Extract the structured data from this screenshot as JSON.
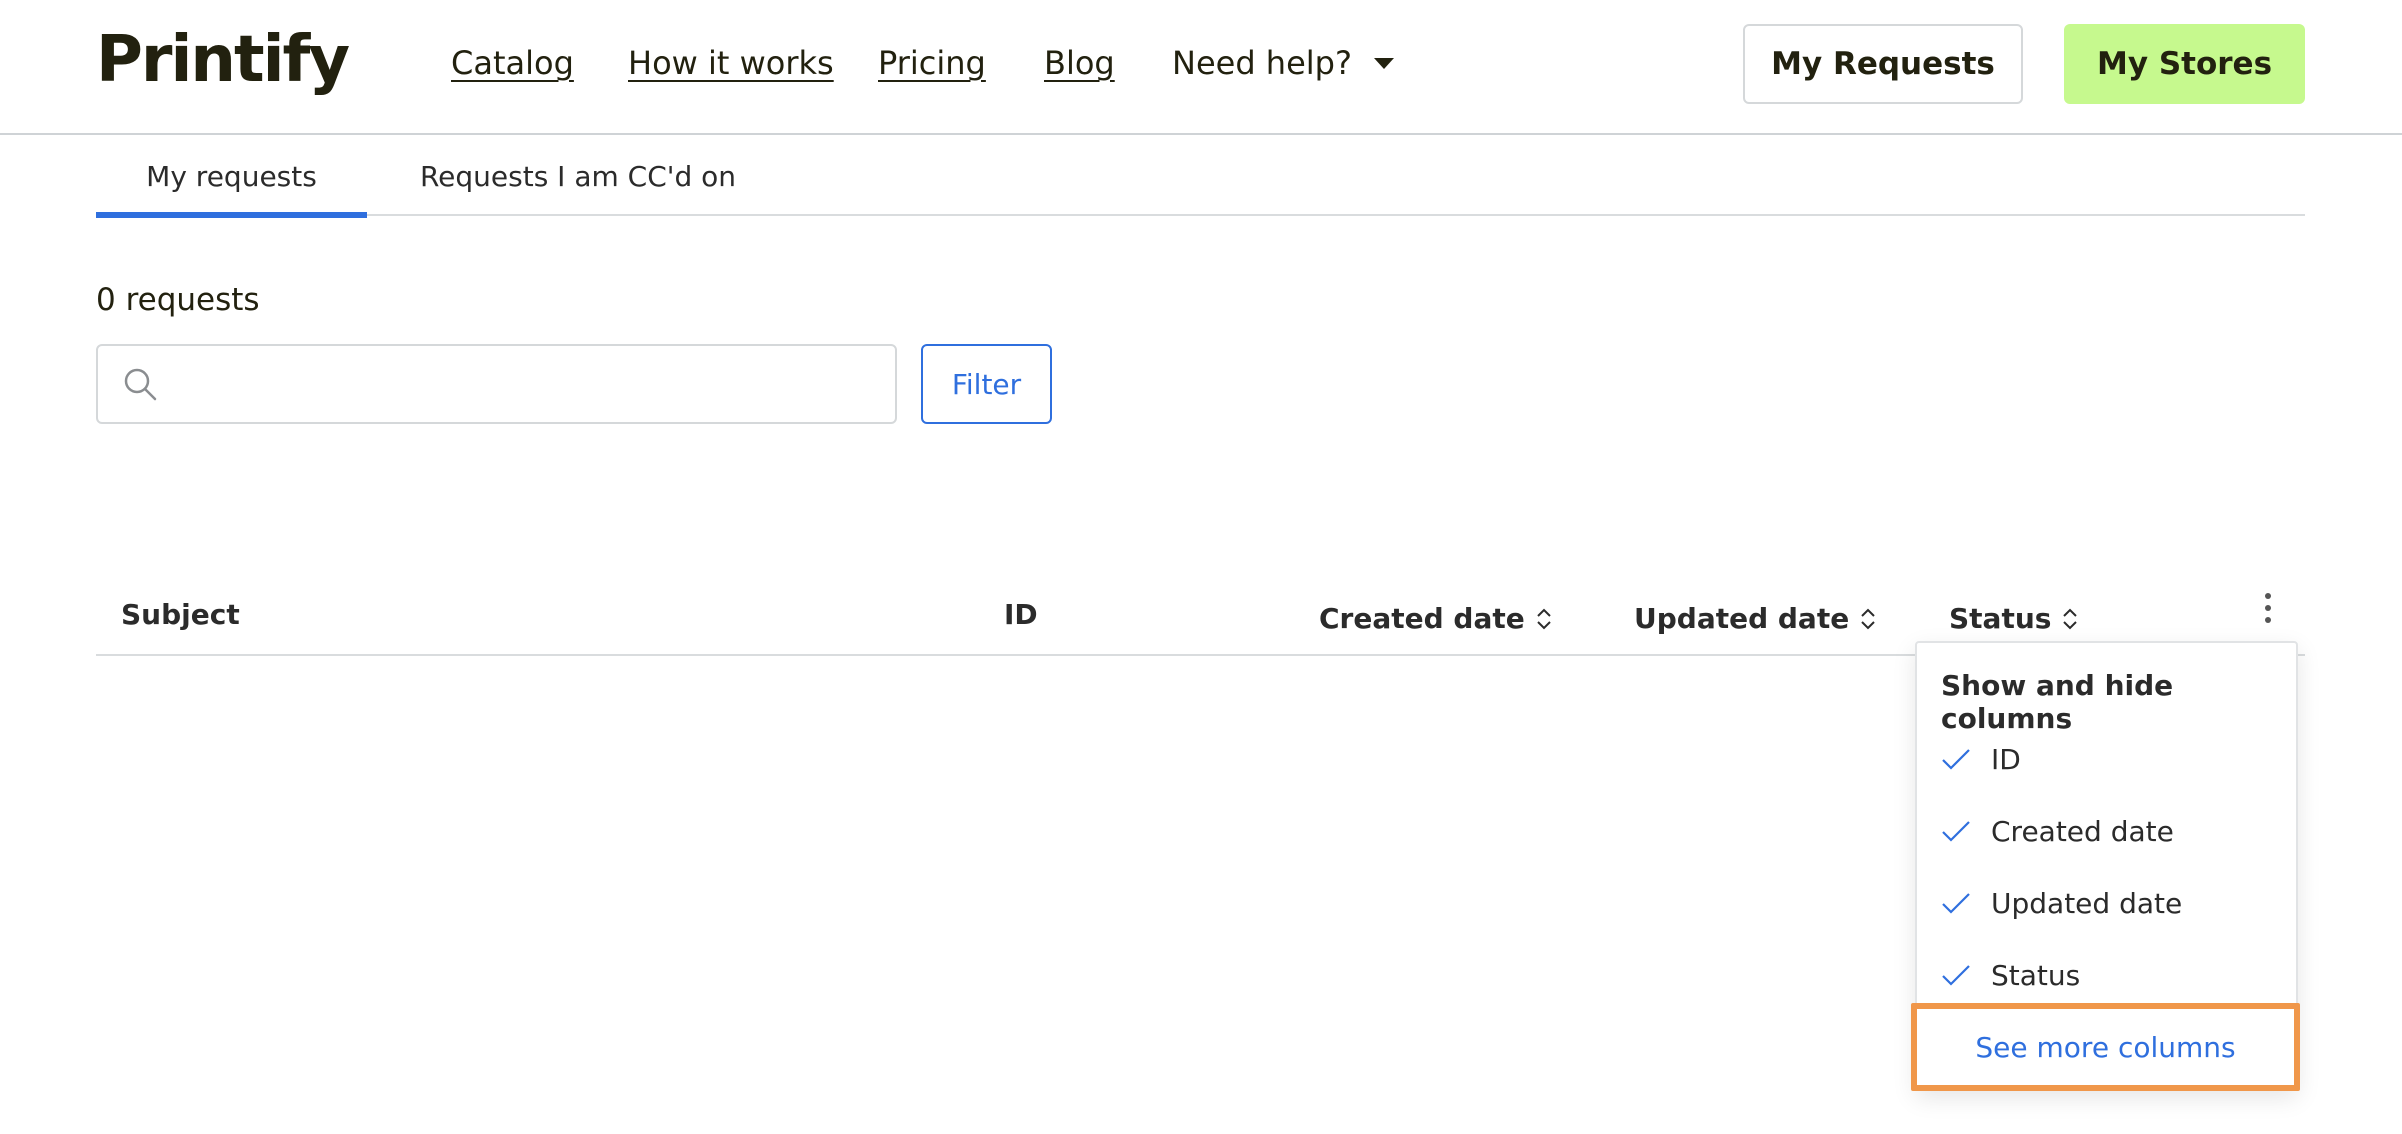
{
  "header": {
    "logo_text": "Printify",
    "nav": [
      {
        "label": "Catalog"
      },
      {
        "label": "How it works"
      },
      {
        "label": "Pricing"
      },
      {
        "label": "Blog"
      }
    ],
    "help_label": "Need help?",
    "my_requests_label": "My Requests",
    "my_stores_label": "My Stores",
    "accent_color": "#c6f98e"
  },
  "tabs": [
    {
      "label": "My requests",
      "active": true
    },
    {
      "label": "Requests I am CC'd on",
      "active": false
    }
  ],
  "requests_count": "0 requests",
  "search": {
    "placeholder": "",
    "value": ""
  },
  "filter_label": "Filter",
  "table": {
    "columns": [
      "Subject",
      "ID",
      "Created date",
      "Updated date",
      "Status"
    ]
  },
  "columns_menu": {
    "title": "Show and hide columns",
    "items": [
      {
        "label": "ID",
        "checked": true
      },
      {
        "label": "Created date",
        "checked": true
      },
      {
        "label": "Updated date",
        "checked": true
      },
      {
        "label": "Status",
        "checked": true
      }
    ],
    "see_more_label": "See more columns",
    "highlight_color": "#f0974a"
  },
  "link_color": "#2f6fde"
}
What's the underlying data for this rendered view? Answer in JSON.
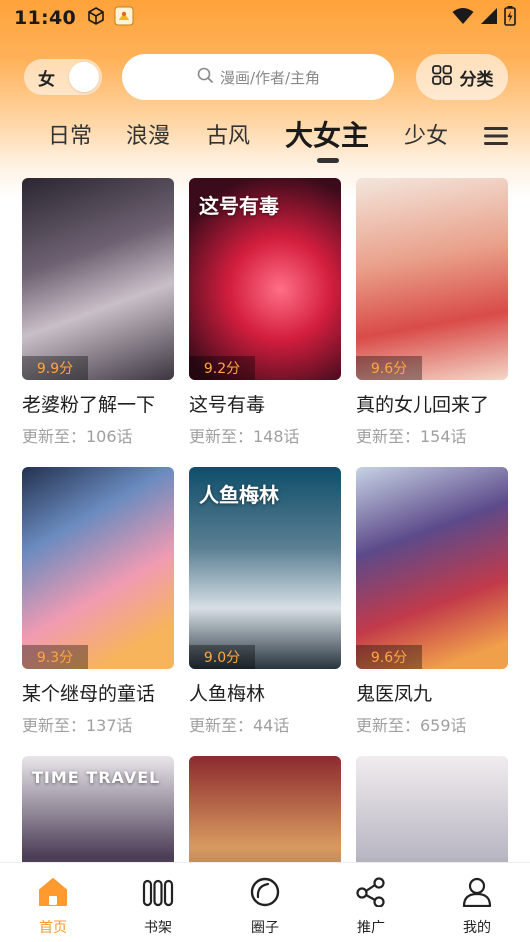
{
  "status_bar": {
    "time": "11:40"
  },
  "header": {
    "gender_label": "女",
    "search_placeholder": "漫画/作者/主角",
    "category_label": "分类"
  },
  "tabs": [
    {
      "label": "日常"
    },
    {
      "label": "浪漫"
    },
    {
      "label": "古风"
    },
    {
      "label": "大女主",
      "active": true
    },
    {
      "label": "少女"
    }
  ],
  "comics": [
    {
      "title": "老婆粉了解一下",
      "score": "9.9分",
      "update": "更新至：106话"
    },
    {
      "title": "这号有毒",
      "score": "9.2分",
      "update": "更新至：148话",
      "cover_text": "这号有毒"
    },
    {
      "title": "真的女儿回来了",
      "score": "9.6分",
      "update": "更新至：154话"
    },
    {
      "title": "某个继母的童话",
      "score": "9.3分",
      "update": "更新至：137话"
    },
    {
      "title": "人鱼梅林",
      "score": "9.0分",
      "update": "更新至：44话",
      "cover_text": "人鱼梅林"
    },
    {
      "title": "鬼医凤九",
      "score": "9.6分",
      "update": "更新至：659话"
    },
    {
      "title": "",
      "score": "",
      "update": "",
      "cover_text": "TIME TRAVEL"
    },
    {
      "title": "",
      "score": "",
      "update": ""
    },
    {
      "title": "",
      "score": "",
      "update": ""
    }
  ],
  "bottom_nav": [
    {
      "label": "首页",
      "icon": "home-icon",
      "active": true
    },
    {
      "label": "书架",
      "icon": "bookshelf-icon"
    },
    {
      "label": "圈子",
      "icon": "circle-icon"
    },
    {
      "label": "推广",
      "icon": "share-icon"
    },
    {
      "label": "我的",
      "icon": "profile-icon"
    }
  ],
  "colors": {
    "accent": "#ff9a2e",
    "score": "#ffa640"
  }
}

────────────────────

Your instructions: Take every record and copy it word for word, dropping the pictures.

Task response:
Extract the structured data from this screenshot as JSON.
{
  "header": {
    "logo_text": "Printify",
    "nav": [
      {
        "label": "Catalog"
      },
      {
        "label": "How it works"
      },
      {
        "label": "Pricing"
      },
      {
        "label": "Blog"
      }
    ],
    "help_label": "Need help?",
    "my_requests_label": "My Requests",
    "my_stores_label": "My Stores",
    "accent_color": "#c6f98e"
  },
  "tabs": [
    {
      "label": "My requests",
      "active": true
    },
    {
      "label": "Requests I am CC'd on",
      "active": false
    }
  ],
  "requests_count": "0 requests",
  "search": {
    "placeholder": "",
    "value": ""
  },
  "filter_label": "Filter",
  "table": {
    "columns": [
      "Subject",
      "ID",
      "Created date",
      "Updated date",
      "Status"
    ]
  },
  "columns_menu": {
    "title": "Show and hide columns",
    "items": [
      {
        "label": "ID",
        "checked": true
      },
      {
        "label": "Created date",
        "checked": true
      },
      {
        "label": "Updated date",
        "checked": true
      },
      {
        "label": "Status",
        "checked": true
      }
    ],
    "see_more_label": "See more columns",
    "highlight_color": "#f0974a"
  },
  "link_color": "#2f6fde"
}
What's the underlying data for this rendered view? Answer in JSON.
{
  "status_bar": {
    "time": "11:40"
  },
  "header": {
    "gender_label": "女",
    "search_placeholder": "漫画/作者/主角",
    "category_label": "分类"
  },
  "tabs": [
    {
      "label": "日常"
    },
    {
      "label": "浪漫"
    },
    {
      "label": "古风"
    },
    {
      "label": "大女主",
      "active": true
    },
    {
      "label": "少女"
    }
  ],
  "comics": [
    {
      "title": "老婆粉了解一下",
      "score": "9.9分",
      "update": "更新至：106话"
    },
    {
      "title": "这号有毒",
      "score": "9.2分",
      "update": "更新至：148话",
      "cover_text": "这号有毒"
    },
    {
      "title": "真的女儿回来了",
      "score": "9.6分",
      "update": "更新至：154话"
    },
    {
      "title": "某个继母的童话",
      "score": "9.3分",
      "update": "更新至：137话"
    },
    {
      "title": "人鱼梅林",
      "score": "9.0分",
      "update": "更新至：44话",
      "cover_text": "人鱼梅林"
    },
    {
      "title": "鬼医凤九",
      "score": "9.6分",
      "update": "更新至：659话"
    },
    {
      "title": "",
      "score": "",
      "update": "",
      "cover_text": "TIME TRAVEL"
    },
    {
      "title": "",
      "score": "",
      "update": ""
    },
    {
      "title": "",
      "score": "",
      "update": ""
    }
  ],
  "bottom_nav": [
    {
      "label": "首页",
      "icon": "home-icon",
      "active": true
    },
    {
      "label": "书架",
      "icon": "bookshelf-icon"
    },
    {
      "label": "圈子",
      "icon": "circle-icon"
    },
    {
      "label": "推广",
      "icon": "share-icon"
    },
    {
      "label": "我的",
      "icon": "profile-icon"
    }
  ],
  "colors": {
    "accent": "#ff9a2e",
    "score": "#ffa640"
  }
}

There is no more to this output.